iOS 5 for iPad adds a feature to the mobile version of Apple's Safari web browser that users of the iPad have been waiting for since it was launched last year - tabbed browsing. Currently, users of the iPhone and the iPad have to open a new window, to emulate a tabbed-like function, but it is relatively slow and somewhat clunky. The addition of tabbed browsing has given browsing on the iPad a huge boost in convenience. Pages cache in each tab, so a user does not have to wait for them to reload. It is very close, if not identical, to using tabbed browsing in the desktop version of Safari. iPhone iOS 5 users will not get this enhancement, in all likelihood because the screen real-estate is insufficient to properly support it. Nevertheless, it is a boon for iPad users.
The new Music app replaces the iPod app in both the iPhone version of iOS 5 and the iPad version. In the iPhone version, users are now given two apps, like iPod touch users. It does make the task of watching video a lot easier now, as users do not need to go digging into the iPod app to find the video playback function. The Music app for iPad in iOS 5 also gets an interface revamp, with a new control scheme and updated layout. It looks smart, and works well.
Multitasking Gestures for iPad
One of the killer features that has appeared to get little mention thus far is the new multitasking gestures for iPad. Swipe up with four fingers to reveal the multitasking bar. Or, pinch when within an app with four fingers to close it and return to the home screen. However, swipe with five fingers to the left or right when within an app, and the user is seamlessly transferred into another app concurrently running in the background. Currently, users have to click the physical home button twice to get to the multi-tasking bar before they can switch apps. This is no longer the case in iOS 5. Switching between apps is now a fluid five finger gesture that just works beautifully.
We can now see the day, perhaps in the not too distant future, where the home button on an iPad may become history. The new gestures work very well and are also fun to use. We don't see ourselves using the home button for much longer. Sadly, multi-touch gestures of this nature will not work on a small screen. However, if the iPhone moves to a larger display in the future, the feature could become part of the equation.
iOS 5 for iPhone and iPad bring a host of new features, literally dozens of which we have not had a chance to delve into yet. We will reserve that for our full in-depth and critical analysis when the OS officially ships in the fall. While most of the features work as advertised, and the BETA seems generally quite stable, there a still clearly bugs that need to be sorted before its general release.
There will be a legion of Android fans out there that are going to have little ammunition left to aim in the direction of iOS users.
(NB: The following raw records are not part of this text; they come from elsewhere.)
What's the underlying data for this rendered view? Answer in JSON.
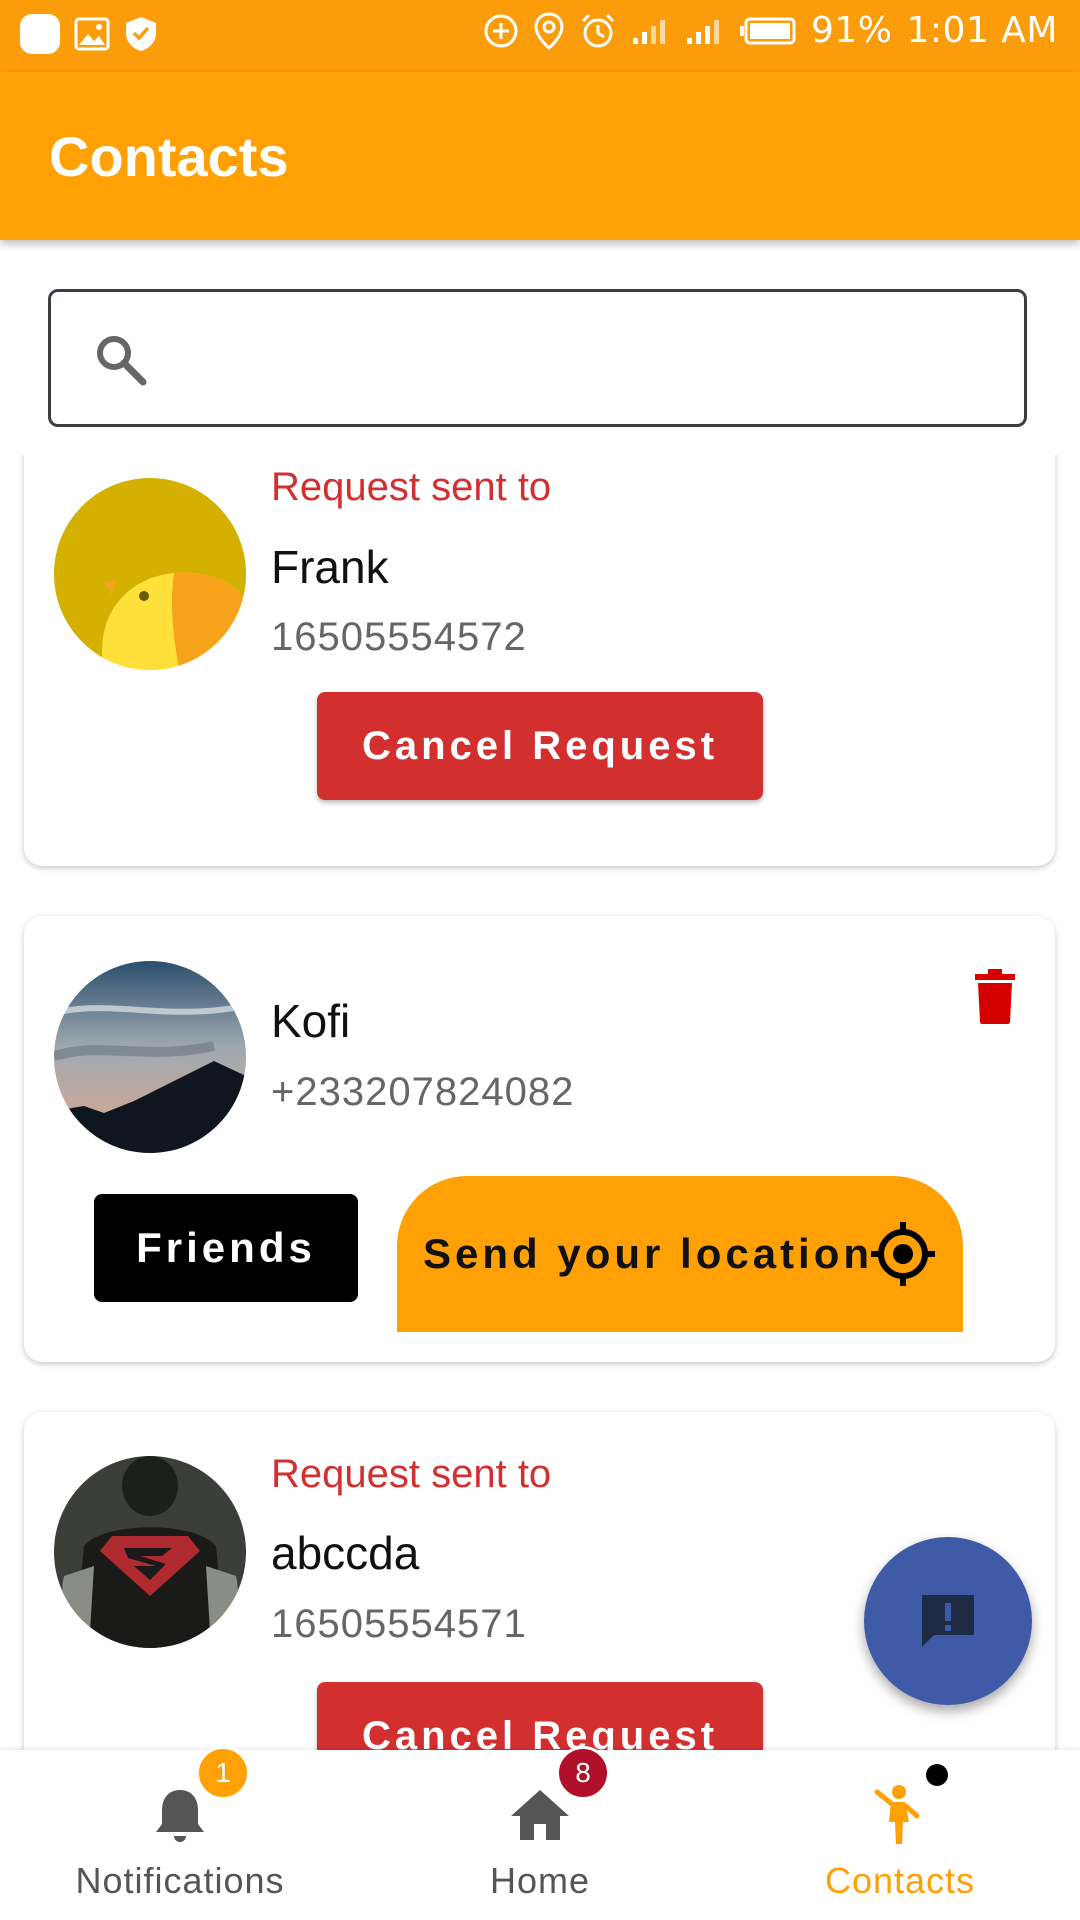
{
  "status_bar": {
    "battery": "91%",
    "time": "1:01 AM"
  },
  "app_bar": {
    "title": "Contacts"
  },
  "search": {
    "placeholder": "",
    "value": ""
  },
  "contacts": [
    {
      "status": "Request sent to",
      "name": "Frank",
      "phone": "16505554572",
      "action": "Cancel Request"
    },
    {
      "name": "Kofi",
      "phone": "+233207824082",
      "friends_label": "Friends",
      "location_label": "Send your location"
    },
    {
      "status": "Request sent to",
      "name": "abccda",
      "phone": "16505554571",
      "action": "Cancel Request"
    }
  ],
  "bottom_nav": {
    "items": [
      {
        "label": "Notifications",
        "badge": "1",
        "icon": "bell-icon"
      },
      {
        "label": "Home",
        "badge": "8",
        "icon": "home-icon"
      },
      {
        "label": "Contacts",
        "icon": "person-waving-icon",
        "active": true
      }
    ]
  },
  "colors": {
    "primary": "#FFA005",
    "danger": "#D32F2F",
    "fab": "#3F5AA6",
    "badge_orange": "#FFA005",
    "badge_red": "#B0102A"
  }
}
Our first impression of iOS 5 for iPhone and iPad is that Apple has succeeded in addressing the most apparent shortcomings of its ground breaking mobile operating system.